What are China’s intentions with the Belt and Road Initiative?
There’s many layers of Chinese interest that are engaged in the Belt and Road Initiative. There’s the absorption of over-capacity domestically, enabling state-owned enterprises, for example, to participate in these infrastructure projects overseas. There is an element of creating dependence by neighbours on China.
That said, there are some potential positives for the region. There is certainly a need for more infrastructure, if it’s high quality and if the financing is not detrimental to countries’ interests.
Potentially, if other countries are involved that force the Chinese to pay attention to things like high standards for the environment and for labour, and to have financing that is fair and will not be such a burden on other countries, it does have a potential to contribute to connectivity in the region.
“There is certainly a need for more infrastructure, if it’s high quality and if the financing is not detrimental to countries’ interests.”
China didn’t invent connectivity. There are lots of countries building connectivity in Asia and Europe to connect different parts of the world. The US is a small part of that, Japan has been part of it, Turkey is part of it. It should be looked at as a broader set of ways in which connectivity is being developed.
I hope that China is doing it in a way where in working with other countries it contributes beneficially to regional prosperity. But it is very much a work in progress.
Does that mean that other countries have a responsibility to get on board the BRI project, to ensure it’s carried out in a sustainable way?
I do think that if you take the Asia Infrastructure Investment Bank (AIIB) as an example, you can see the inclusion of so many other countries – and particularly Western democracies that were willing early on to come to the table and be part of it, including New Zealand – that the AIIB is a different organisation today than the Chinese initially conceived. It looks more like the existing financial institutions, in terms of the way it is engaging in its lending practices.
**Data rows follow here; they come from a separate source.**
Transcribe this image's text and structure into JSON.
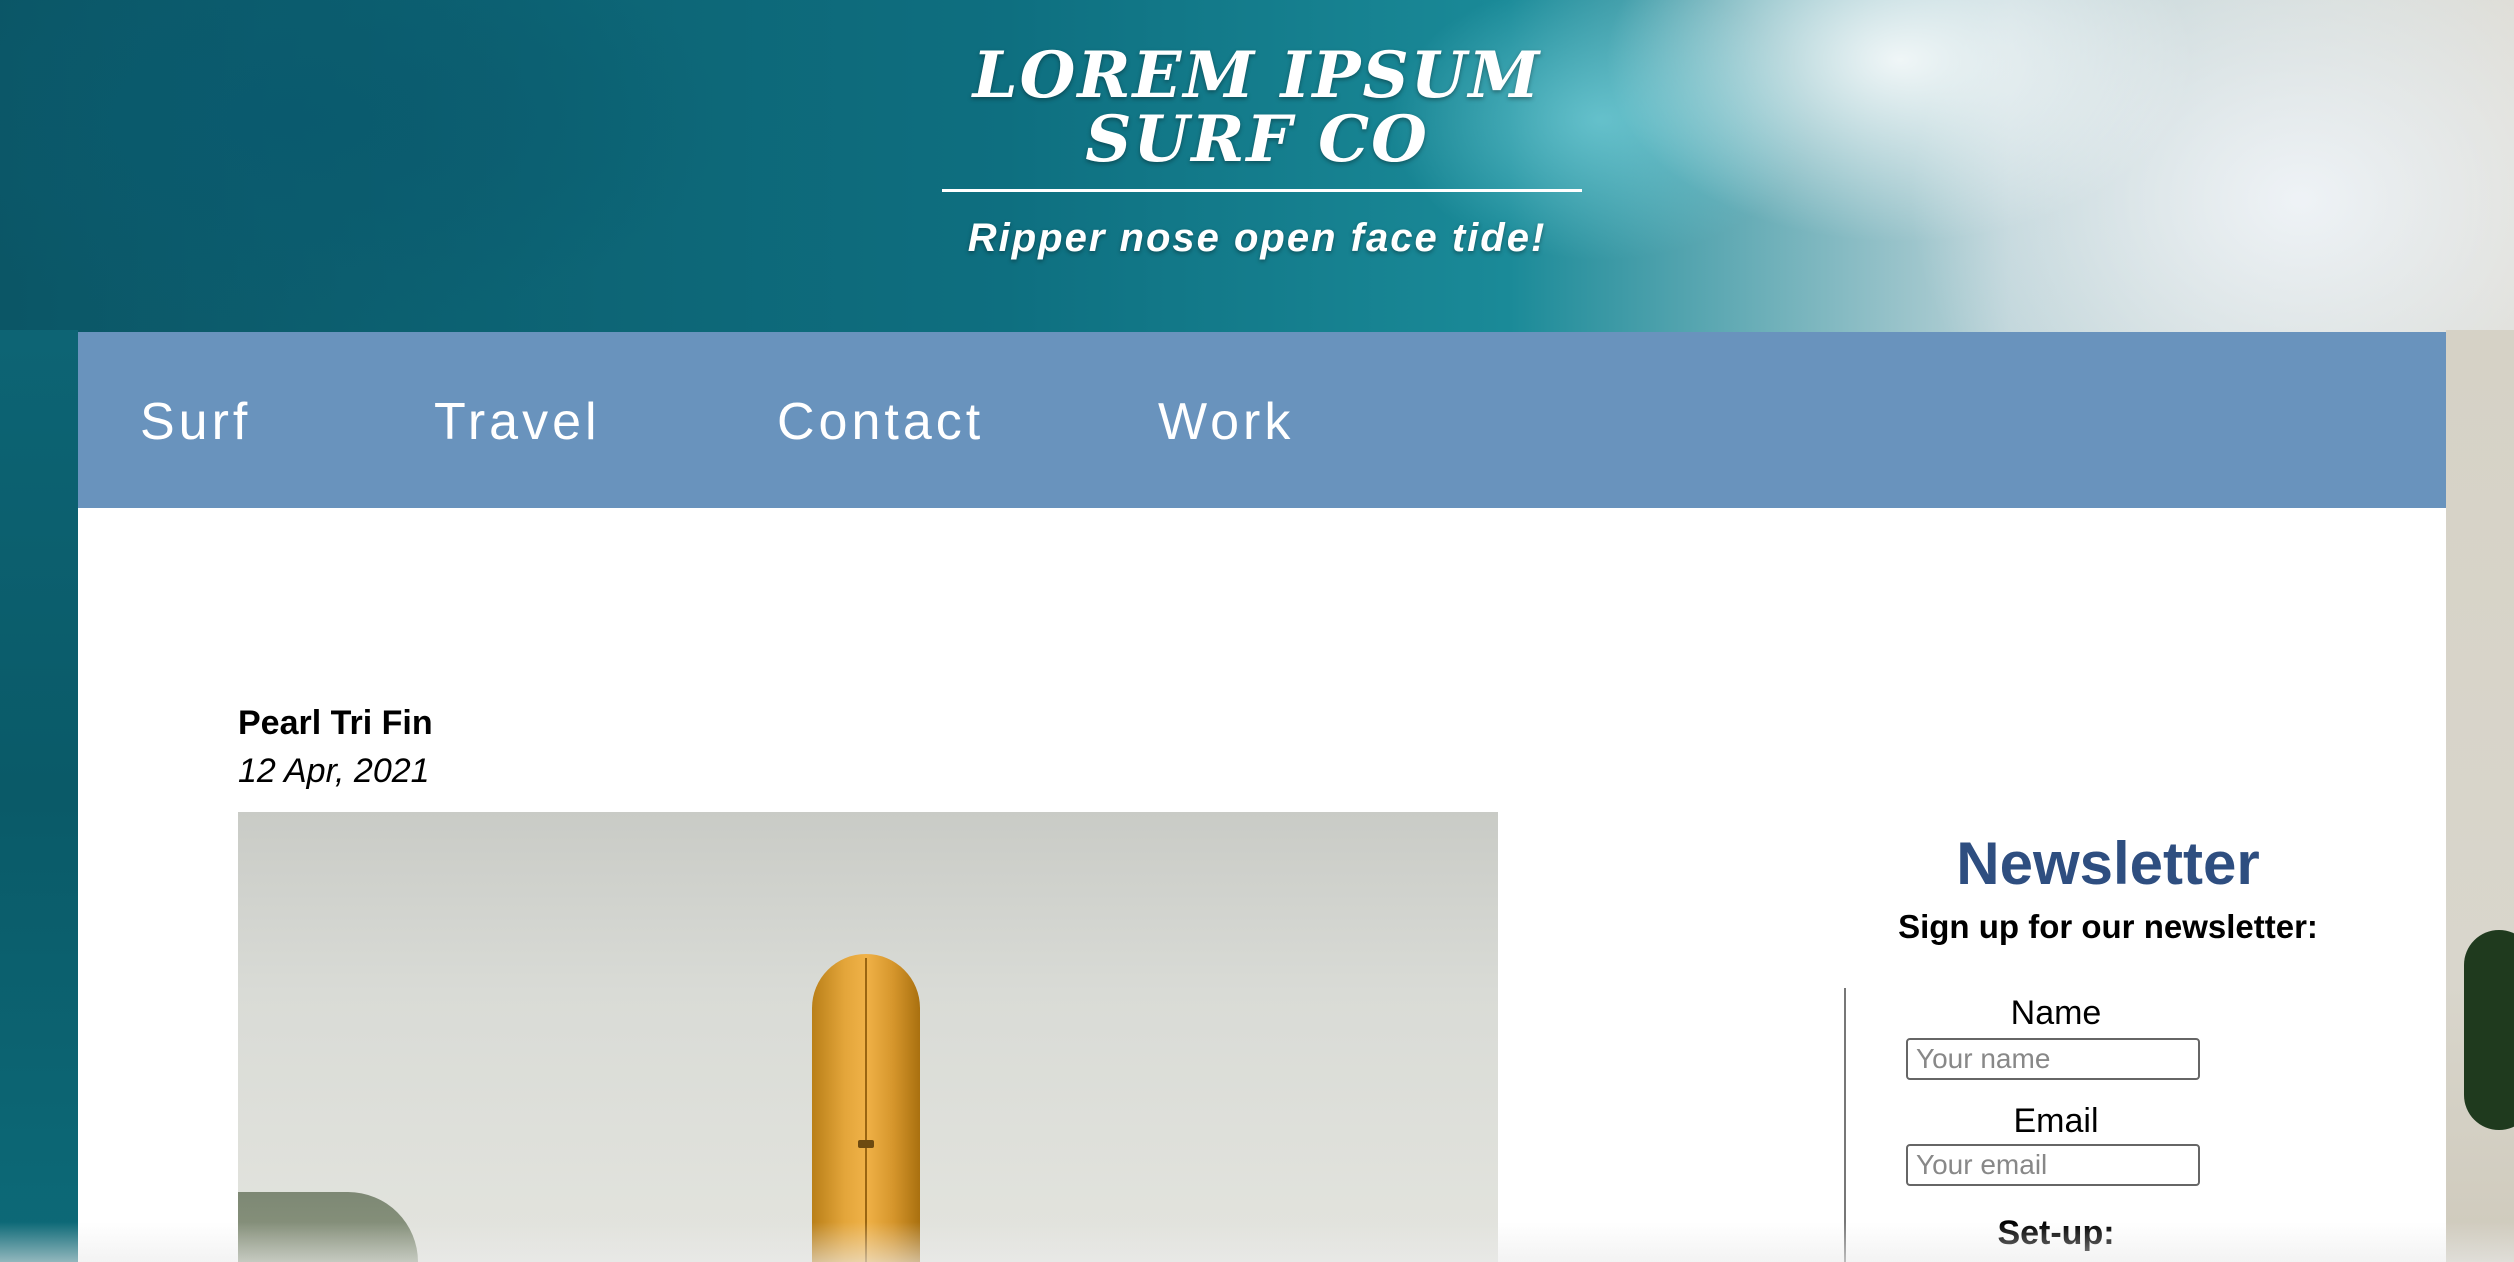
{
  "header": {
    "title_line1": "LOREM IPSUM",
    "title_line2": "SURF CO",
    "tagline": "Ripper nose open face tide!"
  },
  "nav": {
    "items": [
      {
        "label": "Surf"
      },
      {
        "label": "Travel"
      },
      {
        "label": "Contact"
      },
      {
        "label": "Work"
      }
    ]
  },
  "post": {
    "title": "Pearl Tri Fin",
    "date": "12 Apr, 2021"
  },
  "sidebar": {
    "heading": "Newsletter",
    "subheading": "Sign up for our newsletter:",
    "form": {
      "name_label": "Name",
      "name_placeholder": "Your name",
      "email_label": "Email",
      "email_placeholder": "Your email",
      "setup_label": "Set-up:"
    }
  },
  "colors": {
    "nav_bg": "#6993bd",
    "heading_accent": "#2e4e80",
    "page_bg": "#ffffff"
  }
}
There haven’t been many projects so far but the AIIB is working with the World Bank and with the Asian Development Bank, and China has not been able to dominate it in a negative way.
If we take that as an example, then perhaps the participation by other countries in the Belt and Road Initiative can have a similar outcome.
Bonnie Glaser is director of the China Power Project at the Washington-based Centre for Strategic and International Studies (CSIS). She spoke to the Asia Media Centre about the Belt and Road Initiative during a visit to New Zealand in December 2017.
– Asia Media Centre